To make a soda you need to have a “ginger bug” starter on hand. This is good to make and then keep in the refrigerator…you may want to make a naturally fermented and fizzy soda out of one of the many plants you’ll receive this season!
To make the ginger bug:
- 3 cups water
- 2 Tbsp chopped fresh ginger (unpeeled)
- 2 Tbsp sugar (organic is best)
To a glass jar add the above ingredients and stir well. Cover with a cloth and leave on the counter for 2 days.
After two days, add 2 tsp chopped unpeeled ginger and 2 tsp sugar each day for a week. Stir a couple times a day. Keep covered with a cloth on the counter (not refrigerated.) It should get fizzy and taste like gingerale. It is now ready to use. If you are not ready to use it simply cap and refrigerate until ready.
To make Japanese Knotweed Soda:
Chop and boil 2 quarts (or as much as you have, doesn’t need to be that much) knotweed into a strong tea for at least 10 minutes in a gallon of water. Add 1 1/2 cups sugar. Cool to body temperature (or room temperature). Strain plants out and add a cup of ginger starter. Mix and cover with cloth, leaving on the counter for a couple days. Once it becomes fizzy and less sweet, bottle and refrigerate. Corks are best to cap bottles with - the carbonation builds even in the fridge and it’s better for the cork to fly out than for the bottle to explode (which has happened to a friend of mine.) These sodas are delicious.

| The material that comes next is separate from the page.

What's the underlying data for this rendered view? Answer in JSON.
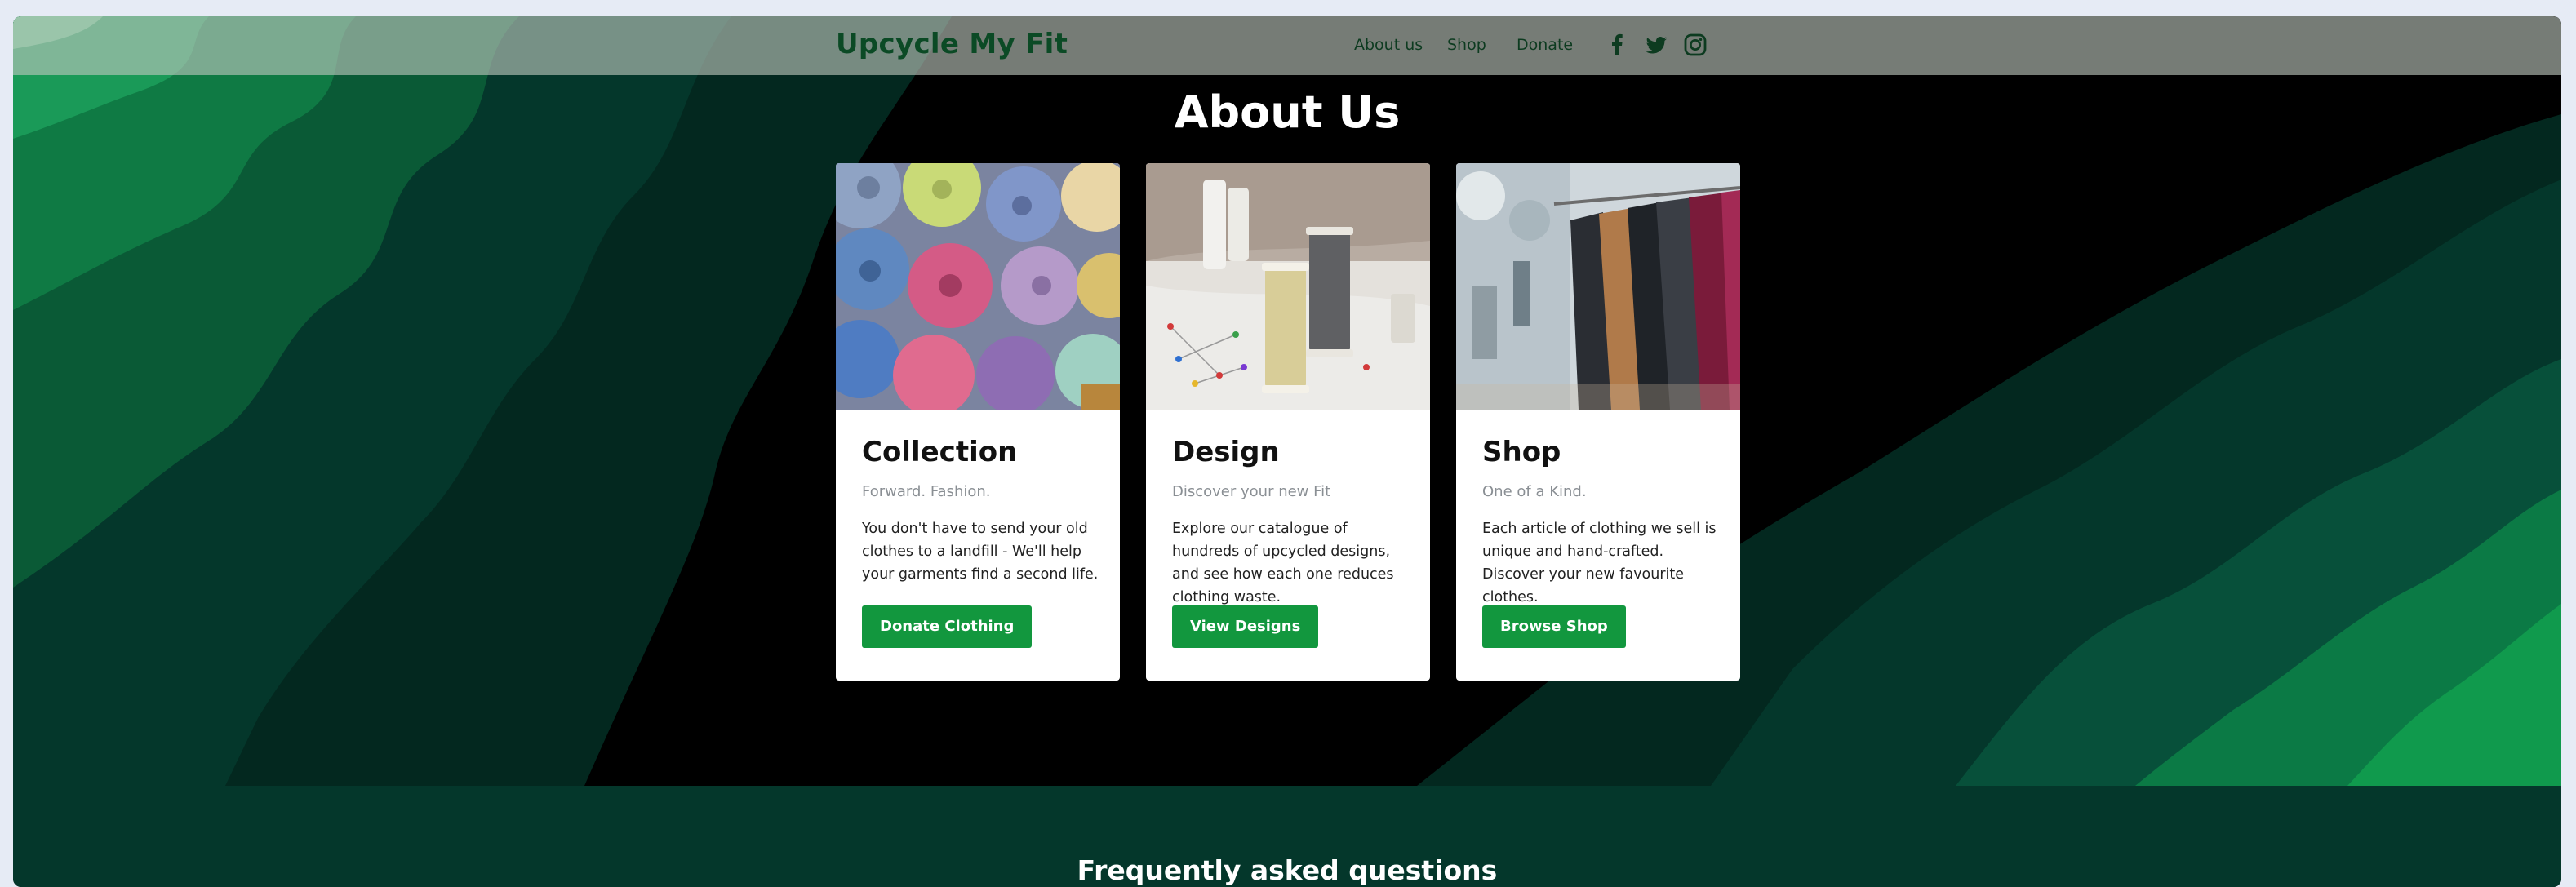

Replenish your ginger bug: add another cup of water, 2 tsp ginger and 2 tsp sugar, stir and refrigerate until ready to use again.
We’ve made sodas from: yellow dock, dandelion, black locust flowers, nettles/ginger, even cacao nibs! I will definitely be making Japanese knotweed soda soon.
Naturally fermented knotweed pickles:
- fresh Japanese knotweed stalks to fill a quart jar
- spring water, 1 quart
- 2-3 Tbsp sea salt (between 1/2 and 1 Tbsp salt per cup water)
- 2 peeled garlic cloves
- 1-2 Tbsp dill seed (optional)
Mix salt and water until salt dissolves making a brine. Add garlic and dill to bottom of jar. Fill with knotweed stalks and cover with brine. Cover jar with cloth or the top. Leave on counter 1 - 7 days, tasting every day after about 3 days to see how sour the pickles are. This is a no-cook natural fermentation method to make pickles and can be used for cucumbers as well.
Recipe for Wild Gluten-free Tabouli
- 2 cups cooked rice or quinoa
- 2 tomatoes, chopped
- 1 cucumber, chopped
- 2 Tbsp lemon juice
- 2 Tbsp olive oil
- salt and pepper to taste
- 1 cup chopped chickweed (or 1/2 cup chopped chickweed and 1/2 cup chopped garlic mustard)
- 2 - 3 Tbsp chopped fresh wild mint
- 2 -3 Tbsp chopped onion grass
Mix all ingredients together. Enjoy!
Remember to cook your dryad’s saddle (and all wild mushrooms) first before enjoying.
And make sure to check out CSF member and Pittsburgh Magazine Columnist Leah Lizarondo’s recent column: Girl Gone Wild. You’ll find her delicious recipes for garlic mustard/nettle pesto and chickweed crepes.
Also, nettles season is coming to an end soon (once they flower they will not be great to use.) If you’re out of ideas or can’t get to all your nettles, consider drying them or even freezing them. Here’s an inspiring blog post I found when searching the web….lots of great ideas on how to store wild edibles!
Enjoy your share!